If the targets surface overseas, for example, in a country such as Somalia, where special operations forces have already staged snatch-and-grab raids against militants, the military forces would likely be chosen to pursue the targets.

But if the suspected militants turned up inside the U.S., the FBI and other domestic law enforcement would take the lead, officials said.

Detained American on no-fly list says he was beaten in Kuwait during interrogations

The NY Times reports that an American teenager detained in Kuwait two weeks ago and placed on an American no-fly list claims that he was severely beaten by his Kuwaiti captors during a weeklong interrogation about possible contacts with terrorism suspects in Yemen.

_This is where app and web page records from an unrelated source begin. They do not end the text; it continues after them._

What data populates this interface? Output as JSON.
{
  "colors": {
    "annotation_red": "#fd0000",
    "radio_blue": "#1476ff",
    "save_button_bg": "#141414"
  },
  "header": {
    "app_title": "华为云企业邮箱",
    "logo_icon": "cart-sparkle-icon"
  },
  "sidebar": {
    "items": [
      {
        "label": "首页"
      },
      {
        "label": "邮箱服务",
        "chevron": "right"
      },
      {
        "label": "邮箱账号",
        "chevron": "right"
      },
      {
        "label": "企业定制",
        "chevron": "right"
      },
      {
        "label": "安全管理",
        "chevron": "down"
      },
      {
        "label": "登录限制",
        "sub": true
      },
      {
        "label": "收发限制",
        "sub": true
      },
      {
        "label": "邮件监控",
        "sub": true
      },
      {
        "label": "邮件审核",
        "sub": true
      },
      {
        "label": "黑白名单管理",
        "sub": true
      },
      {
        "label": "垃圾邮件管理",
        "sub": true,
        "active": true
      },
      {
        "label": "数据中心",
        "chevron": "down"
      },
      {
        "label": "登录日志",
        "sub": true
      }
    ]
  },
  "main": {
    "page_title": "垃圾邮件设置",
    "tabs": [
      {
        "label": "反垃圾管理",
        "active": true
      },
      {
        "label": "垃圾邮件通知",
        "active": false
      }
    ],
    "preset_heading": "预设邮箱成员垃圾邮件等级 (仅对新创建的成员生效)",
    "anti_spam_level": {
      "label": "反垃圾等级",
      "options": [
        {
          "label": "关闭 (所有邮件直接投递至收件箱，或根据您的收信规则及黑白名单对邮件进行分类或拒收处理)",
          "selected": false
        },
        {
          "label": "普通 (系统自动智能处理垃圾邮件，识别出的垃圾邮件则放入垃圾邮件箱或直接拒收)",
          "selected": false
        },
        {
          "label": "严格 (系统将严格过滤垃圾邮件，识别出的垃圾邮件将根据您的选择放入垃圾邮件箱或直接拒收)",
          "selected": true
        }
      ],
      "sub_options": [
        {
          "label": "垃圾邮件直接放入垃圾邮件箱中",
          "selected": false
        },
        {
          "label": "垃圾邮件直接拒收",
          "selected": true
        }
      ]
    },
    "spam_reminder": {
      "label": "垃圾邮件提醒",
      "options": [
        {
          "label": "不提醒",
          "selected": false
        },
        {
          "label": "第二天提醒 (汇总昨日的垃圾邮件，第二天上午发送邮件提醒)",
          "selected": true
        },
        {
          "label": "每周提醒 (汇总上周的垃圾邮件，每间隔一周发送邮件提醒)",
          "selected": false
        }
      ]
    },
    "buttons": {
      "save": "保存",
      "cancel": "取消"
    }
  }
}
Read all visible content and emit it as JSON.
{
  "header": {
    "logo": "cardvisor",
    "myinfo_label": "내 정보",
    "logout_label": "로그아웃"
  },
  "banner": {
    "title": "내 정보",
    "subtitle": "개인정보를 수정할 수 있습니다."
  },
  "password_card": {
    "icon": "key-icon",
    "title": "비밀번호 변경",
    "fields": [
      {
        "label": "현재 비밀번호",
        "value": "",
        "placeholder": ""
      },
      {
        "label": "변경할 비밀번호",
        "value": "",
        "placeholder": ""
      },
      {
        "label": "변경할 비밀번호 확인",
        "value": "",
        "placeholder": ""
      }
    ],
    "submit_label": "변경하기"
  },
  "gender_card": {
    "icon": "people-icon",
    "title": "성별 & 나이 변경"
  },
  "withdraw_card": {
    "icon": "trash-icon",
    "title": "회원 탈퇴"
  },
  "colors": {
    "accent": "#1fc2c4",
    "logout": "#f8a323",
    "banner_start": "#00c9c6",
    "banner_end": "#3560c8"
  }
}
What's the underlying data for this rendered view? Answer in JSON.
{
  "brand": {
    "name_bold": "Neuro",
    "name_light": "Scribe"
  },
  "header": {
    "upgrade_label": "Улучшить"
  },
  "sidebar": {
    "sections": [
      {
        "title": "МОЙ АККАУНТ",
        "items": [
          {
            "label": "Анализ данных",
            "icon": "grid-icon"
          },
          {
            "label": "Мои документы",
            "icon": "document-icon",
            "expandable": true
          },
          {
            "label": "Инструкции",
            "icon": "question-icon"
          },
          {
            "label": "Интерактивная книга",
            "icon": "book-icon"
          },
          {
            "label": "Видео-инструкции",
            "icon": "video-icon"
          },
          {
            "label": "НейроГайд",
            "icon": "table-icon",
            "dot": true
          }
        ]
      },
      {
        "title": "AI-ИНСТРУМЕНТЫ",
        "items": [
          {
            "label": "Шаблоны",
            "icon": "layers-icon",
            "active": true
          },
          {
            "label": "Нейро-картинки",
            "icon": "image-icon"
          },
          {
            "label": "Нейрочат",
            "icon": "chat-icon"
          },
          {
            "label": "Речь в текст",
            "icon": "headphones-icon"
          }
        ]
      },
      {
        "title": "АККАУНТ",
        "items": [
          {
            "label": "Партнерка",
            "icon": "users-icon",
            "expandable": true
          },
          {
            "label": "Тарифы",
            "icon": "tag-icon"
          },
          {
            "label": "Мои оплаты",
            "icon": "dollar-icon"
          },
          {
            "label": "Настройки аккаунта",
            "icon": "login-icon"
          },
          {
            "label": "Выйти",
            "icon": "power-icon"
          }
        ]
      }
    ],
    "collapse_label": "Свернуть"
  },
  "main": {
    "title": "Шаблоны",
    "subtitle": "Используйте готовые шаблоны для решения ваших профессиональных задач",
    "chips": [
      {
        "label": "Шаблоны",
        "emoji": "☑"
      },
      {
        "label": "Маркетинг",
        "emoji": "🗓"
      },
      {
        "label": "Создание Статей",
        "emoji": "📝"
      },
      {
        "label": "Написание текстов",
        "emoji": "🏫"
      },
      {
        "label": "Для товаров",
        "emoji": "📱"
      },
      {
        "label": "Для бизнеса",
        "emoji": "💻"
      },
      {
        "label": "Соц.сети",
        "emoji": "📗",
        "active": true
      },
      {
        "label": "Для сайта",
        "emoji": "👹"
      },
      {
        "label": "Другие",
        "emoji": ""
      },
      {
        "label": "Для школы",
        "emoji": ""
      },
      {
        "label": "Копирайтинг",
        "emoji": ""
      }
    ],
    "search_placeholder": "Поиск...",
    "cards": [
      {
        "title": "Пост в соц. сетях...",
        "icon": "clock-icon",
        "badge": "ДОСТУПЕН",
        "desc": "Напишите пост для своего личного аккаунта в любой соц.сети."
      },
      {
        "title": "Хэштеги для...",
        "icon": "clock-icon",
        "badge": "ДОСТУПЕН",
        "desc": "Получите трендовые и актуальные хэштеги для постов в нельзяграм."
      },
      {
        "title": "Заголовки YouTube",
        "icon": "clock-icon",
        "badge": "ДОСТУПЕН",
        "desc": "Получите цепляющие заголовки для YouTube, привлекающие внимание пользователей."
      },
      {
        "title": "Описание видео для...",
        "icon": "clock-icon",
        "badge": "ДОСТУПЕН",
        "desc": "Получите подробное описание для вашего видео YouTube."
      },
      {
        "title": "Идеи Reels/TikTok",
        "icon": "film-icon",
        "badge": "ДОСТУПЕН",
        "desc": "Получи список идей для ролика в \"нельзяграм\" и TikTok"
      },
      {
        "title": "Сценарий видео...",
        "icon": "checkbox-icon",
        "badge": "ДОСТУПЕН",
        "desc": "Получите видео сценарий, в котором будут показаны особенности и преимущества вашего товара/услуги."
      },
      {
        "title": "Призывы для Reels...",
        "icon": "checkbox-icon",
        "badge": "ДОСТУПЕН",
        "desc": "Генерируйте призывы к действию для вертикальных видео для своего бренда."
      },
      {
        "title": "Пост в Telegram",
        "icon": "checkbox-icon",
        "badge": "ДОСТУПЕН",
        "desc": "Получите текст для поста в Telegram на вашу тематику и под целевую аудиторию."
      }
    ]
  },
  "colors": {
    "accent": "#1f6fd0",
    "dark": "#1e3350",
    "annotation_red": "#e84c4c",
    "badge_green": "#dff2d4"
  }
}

The teenager, Gulet Mohamed, a Somali-American who turned 19 during his captivity, said in a telephone interview on Wednesday from a Kuwaiti detention cell that he was beaten with sticks, forced to stand for hours, threatened with electric shocks and warned that his mother would be imprisoned if he did not give truthful answers about his travels in Yemen and Somalia in 2009.

American officials have offered few details about the case, except to confirm that Mr. Mohamed is on a no-fly list and, for now at least, cannot return to the United States. Mr. Mohamed, from Alexandria, Va., remains in a Kuwaiti detention center even after Kuwait’s government, according to his brother, determined that he should be released.

Mr. Mohamed said that Kuwaiti interrogators repeatedly asked whether he had ever met Anwar al-Awlaki, the American-born cleric now hiding in Yemen who is suspected in terrorist plots by Al Qaeda’s Yemen affiliate. He said that the Kuwaitis also asked detailed questions about his family in the United States and his family’s clan in Somalia — information he said he assumed that American officials provided to the Kuwaitis.

Mr. Mohamed denies ever meeting with militants. “I am a good Muslim, I despise terrorism,” he said in the interview.

On Tuesday, his lawyer wrote a letter to the Justice Department demanding an investigation into the episode.

“The manner of his detention and the questions asked of Mr. Mohamed indicate to him that he was taken into custody at the behest of the United States,” wrote Gadeir Abbas, a lawyer appointed by the Council on American-Islamic Relations.

Terrorist watch list: One tip now enough to put name in database, officials say

The Washington Post reports that officials say they have made it easier to add individuals’ names to a terrorist watch list. Senior counterterrorism officials say they have altered their criteria so that a single-source tip, as long as it is deemed credible, can lead to a name being placed on the watch list. The new criteria have led to only modest growth in the list, which stands at 440,000 people, about 5 percent larger than last year. The vast majority are non-U.S. citizens.

Compatibility of UN Security Council and EU [terrorist] Black Lists with European Convention on Human Rights requirements

Two important documents on this topic appeared last week.

The first one is a new report by ECCHR on terrorism listing, written by Gavin Sullivan and Ben Hayes with a foreword by Martin Scheinin.

After outlining the ways that blacklisting breaches fundamental rights, reviewing the key case law, analysing the broader political impacts and problems of the regime and critically evaluating the possibilities for procedural reform, the Report argues that the policy of blacklisting is currently facing a crisis of legitimacy. The time has come for radically rethinking the issue and for the international legal framework underpinning the blacklisting regimes to be abolished.

(Op-ed by Gavin Sullivan on the report here.)

The second one is a third party intervention done by Dick Marty in the case of Nada v Switzerland (Application No. 10593/08), which is presently pending before the Grand Chamber. This request was not accepted by the Court’s President. This document reproduces the exchange of correspondence which Mr Marty has had with the Court’s President, as well as an extract from a press release concerning this case, issued by the Court’s registry.